Second, the studies included in the meta-analysis had to specifically (and narrowly) address working memory in order to meet the criteria for inclusion. In the programs used in the studies, players work through a few games that target the ability to hold more information, with the challenges becoming more and more difficult.  The games used in these studies had no purpose but exercising a specific aspect of working memory.
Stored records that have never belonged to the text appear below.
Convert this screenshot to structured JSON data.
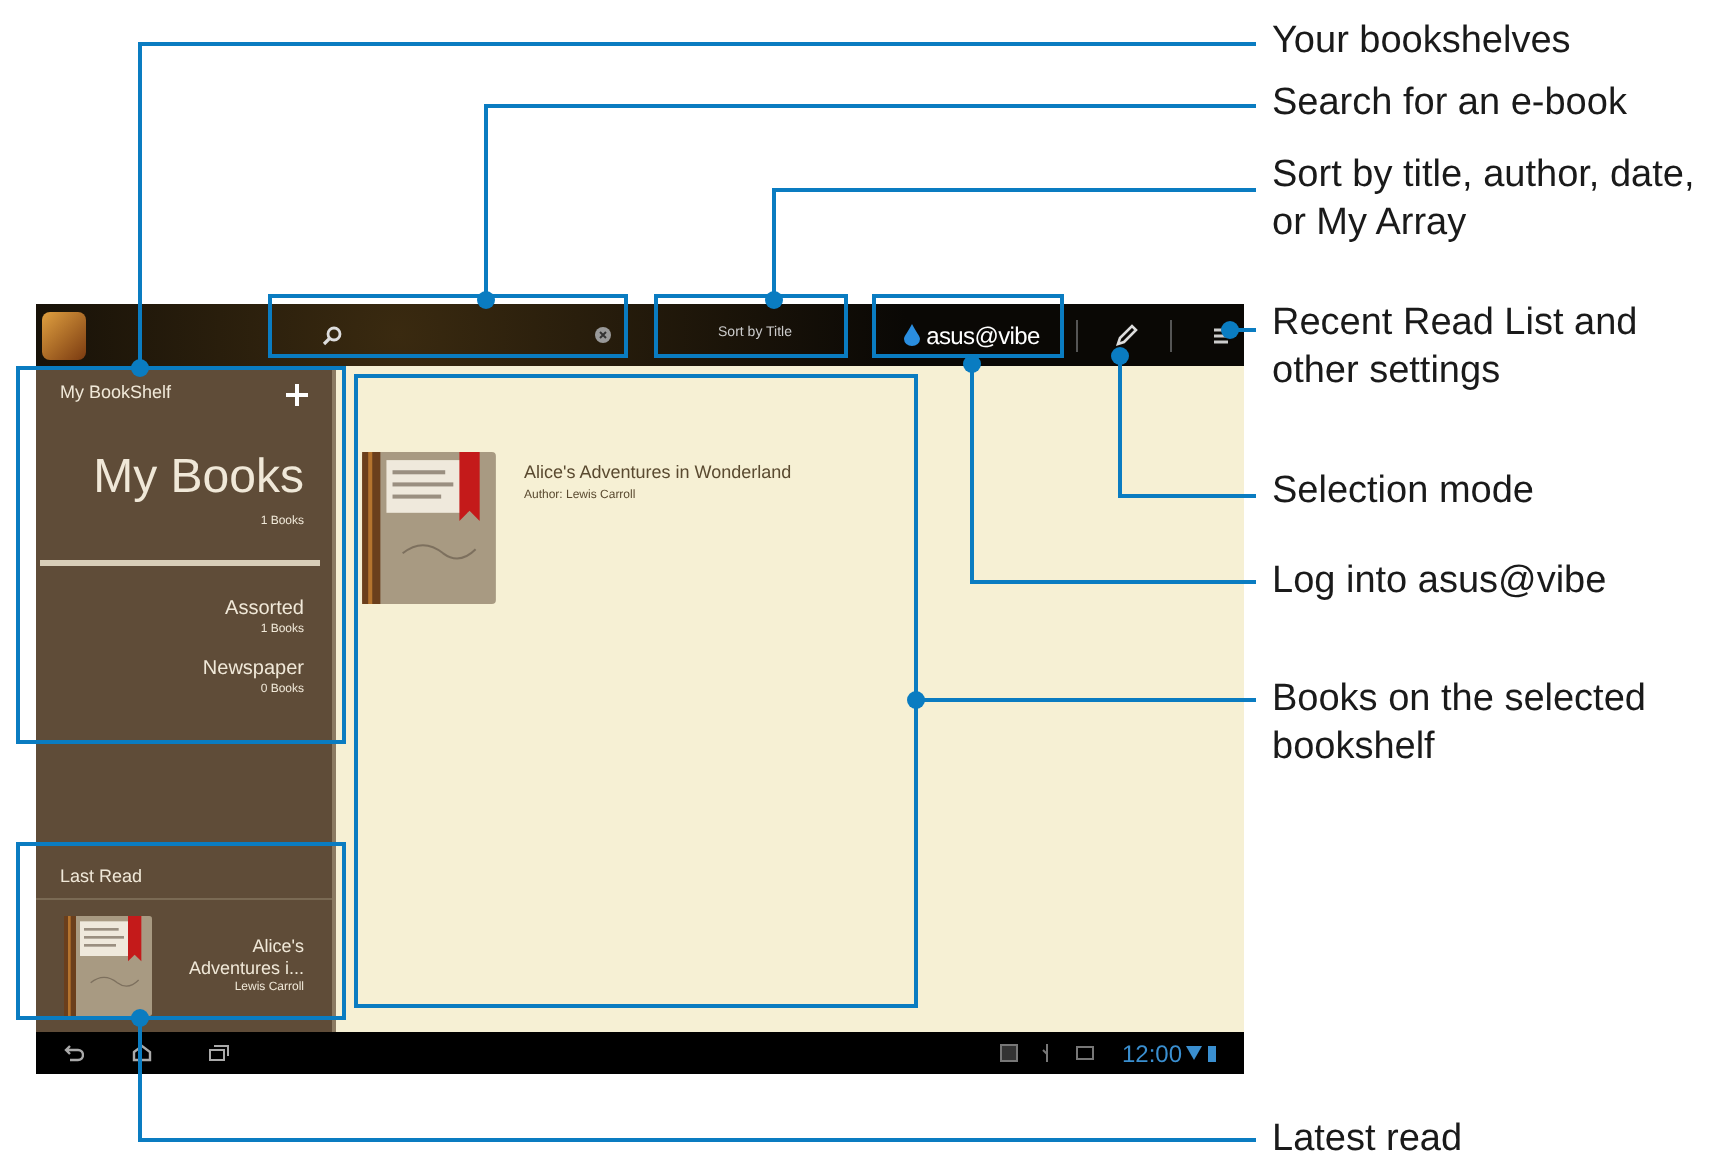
{
  "callouts": [
    {
      "label": "Your bookshelves"
    },
    {
      "label": "Search for an e-book"
    },
    {
      "label": "Sort by title, author, date, or My Array"
    },
    {
      "label": "Recent Read List and other settings"
    },
    {
      "label": "Selection mode"
    },
    {
      "label": "Log into asus@vibe"
    },
    {
      "label": "Books on the selected bookshelf"
    },
    {
      "label": "Latest read"
    }
  ],
  "top_bar": {
    "sort_button": "Sort by Title",
    "vibe_logo": "asus@vibe"
  },
  "sidebar": {
    "title": "My BookShelf",
    "main_shelf": {
      "name": "My Books",
      "count": "1 Books"
    },
    "shelves": [
      {
        "name": "Assorted",
        "count": "1 Books"
      },
      {
        "name": "Newspaper",
        "count": "0 Books"
      }
    ],
    "last_read": {
      "heading": "Last Read",
      "title": "Alice's Adventures i...",
      "author": "Lewis Carroll"
    }
  },
  "books": [
    {
      "title": "Alice's Adventures in Wonderland",
      "author": "Author: Lewis Carroll"
    }
  ],
  "status_bar": {
    "time": "12:00"
  }
}
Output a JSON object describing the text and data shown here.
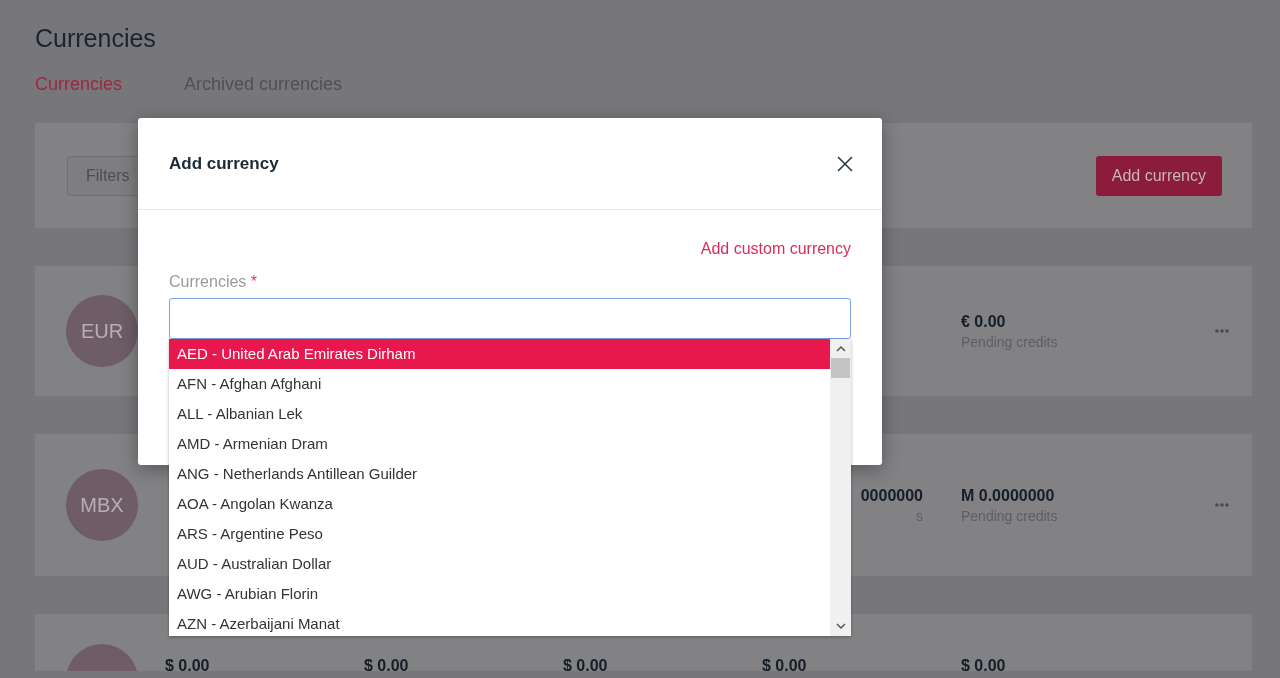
{
  "page": {
    "title": "Currencies"
  },
  "tabs": [
    {
      "label": "Currencies",
      "selected": true
    },
    {
      "label": "Archived currencies",
      "selected": false
    }
  ],
  "toolbar": {
    "filters_button": "Filters",
    "add_button": "Add currency"
  },
  "cards": [
    {
      "avatar": "EUR",
      "stats": [
        {
          "value": "€ 0.00",
          "label": "Pending credits"
        }
      ],
      "menu": true
    },
    {
      "avatar": "MBX",
      "stats": [
        {
          "value": "0000000",
          "label": "s",
          "clipped": true
        },
        {
          "value": "M 0.0000000",
          "label": "Pending credits"
        }
      ],
      "menu": true
    },
    {
      "stats": [
        {
          "value": "$ 0.00"
        },
        {
          "value": "$ 0.00"
        },
        {
          "value": "$ 0.00"
        },
        {
          "value": "$ 0.00"
        },
        {
          "value": "$ 0.00"
        }
      ],
      "menu": false
    }
  ],
  "dialog": {
    "title": "Add currency",
    "link": "Add custom currency",
    "field_label": "Currencies",
    "required_mark": "*",
    "options": [
      {
        "label": "AED - United Arab Emirates Dirham",
        "selected": true
      },
      {
        "label": "AFN - Afghan Afghani",
        "selected": false
      },
      {
        "label": "ALL - Albanian Lek",
        "selected": false
      },
      {
        "label": "AMD - Armenian Dram",
        "selected": false
      },
      {
        "label": "ANG - Netherlands Antillean Guilder",
        "selected": false
      },
      {
        "label": "AOA - Angolan Kwanza",
        "selected": false
      },
      {
        "label": "ARS - Argentine Peso",
        "selected": false
      },
      {
        "label": "AUD - Australian Dollar",
        "selected": false
      },
      {
        "label": "AWG - Arubian Florin",
        "selected": false
      },
      {
        "label": "AZN - Azerbaijani Manat",
        "selected": false
      }
    ]
  }
}
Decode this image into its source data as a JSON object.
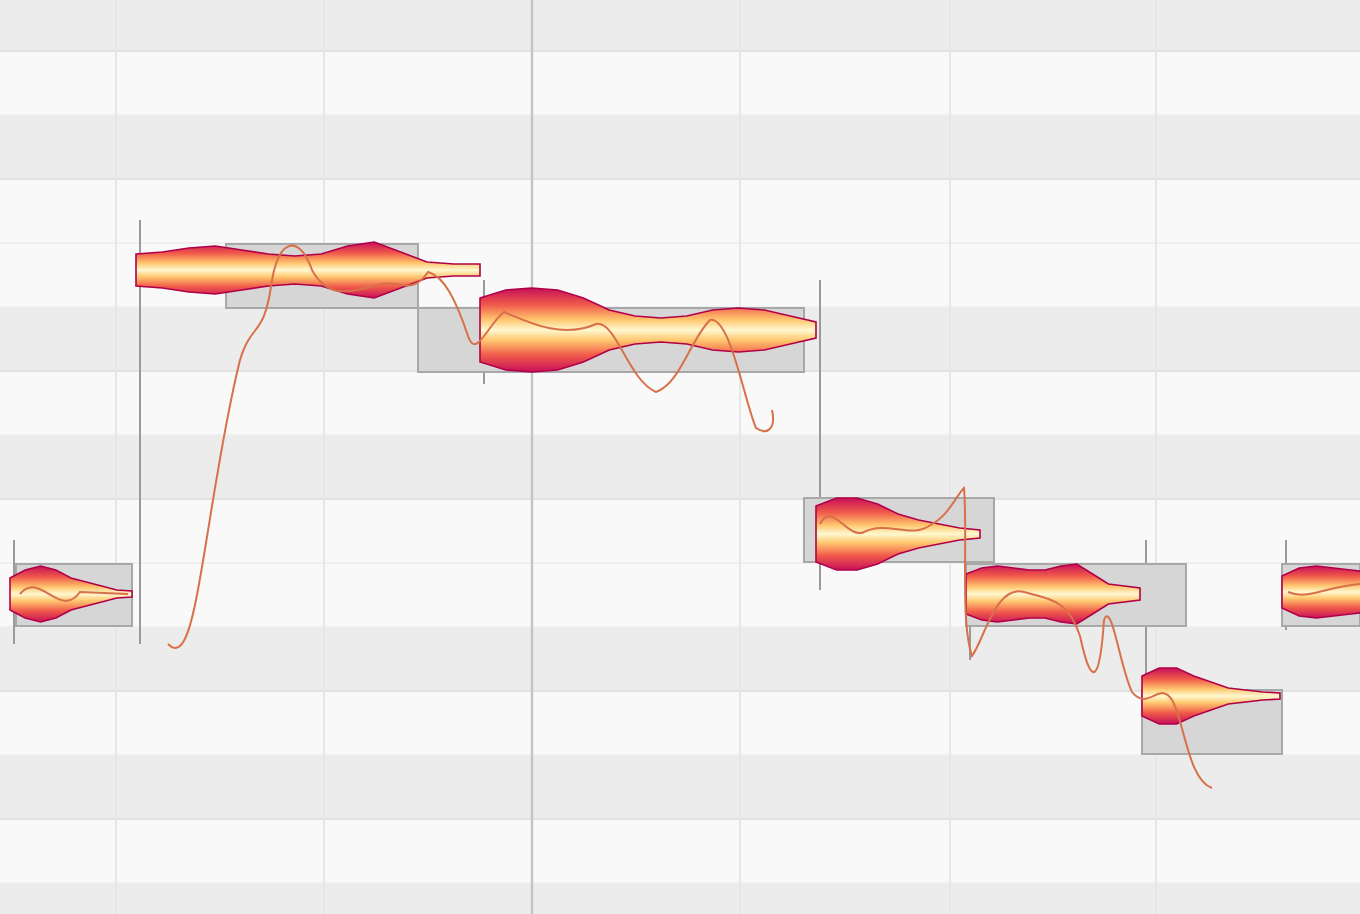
{
  "editor": {
    "notes": [
      {
        "kind": "blob",
        "selected": false
      },
      {
        "kind": "blob",
        "selected": false
      },
      {
        "kind": "blob",
        "selected": false
      },
      {
        "kind": "blob",
        "selected": false
      },
      {
        "kind": "blob",
        "selected": false
      },
      {
        "kind": "blob",
        "selected": false
      },
      {
        "kind": "blob",
        "selected": false
      }
    ]
  }
}
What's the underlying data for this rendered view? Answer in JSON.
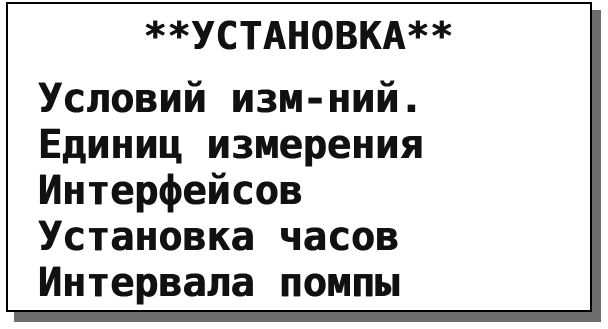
{
  "screen": {
    "title": "**УСТАНОВКА**",
    "menu_items": [
      "Условий изм-ний.",
      "Единиц измерения",
      "Интерфейсов",
      "Установка часов",
      "Интервала помпы"
    ]
  }
}
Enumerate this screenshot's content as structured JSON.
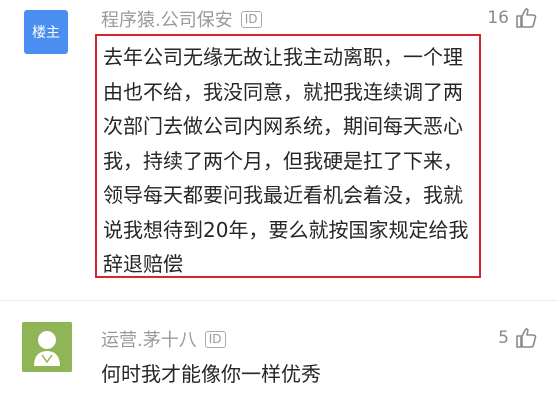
{
  "comments": [
    {
      "author": "程序猿.公司保安",
      "badge": "ID",
      "role_badge": "楼主",
      "likes": "16",
      "text": "去年公司无缘无故让我主动离职，一个理由也不给，我没同意，就把我连续调了两次部门去做公司内网系统，期间每天恶心我，持续了两个月，但我硬是扛了下来，领导每天都要问我最近看机会着没，我就说我想待到20年，要么就按国家规定给我辞退赔偿",
      "highlight_color": "#d9242f"
    },
    {
      "author": "运营.茅十八",
      "badge": "ID",
      "likes": "5",
      "text": "何时我才能像你一样优秀"
    }
  ],
  "colors": {
    "host_badge": "#4b8ef1",
    "user_avatar": "#8fb556",
    "meta_text": "#9a9a9a"
  },
  "icons": {
    "like": "thumbs-up-icon",
    "id": "id-badge-icon",
    "avatar": "user-avatar-icon"
  }
}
While working memory is part of our capacity to learn and is needed in many everyday mental processes, it does not work in isolation from other functions like visual span, visual selective attention, auditory selective attention, sequential memory or a whole host of other processes.  Since working memory is the process of holding multiple other functions active while processing takes place, the integration with other functions is essential.  The programs in the studies included in the meta-analysis are too narrow to show transfer beyond short-term gains and into broader application because they develop only part of the mental processes needed.

As for what the meta-analysis did not include, we have to look at studies that didn’t meet the criteria for inclusion. For example, the review did not include any research on BrainWare Safari.  BrainWare Safari develops multiple cognitive skills, including working memory, in an integrated and holistic manner.  The recommended protocol for BrainWare Safari is 3 to 5 sessions per week for 10 to 12 weeks, yielding 30 to 60 sessions (far more than the 12 sessions averaged for the studies in the meta-analysis).  Published studies with BrainWare have shown both cognitive and academic improvement when used according to the recommended protocol.  Retention of the improvement and even further growth after completing the time in BrainWare has been shown as well.

The conclusion from this latest article should not be that working memory training doesn’t work, but that working memory training must be done right to create lasting and transferable change.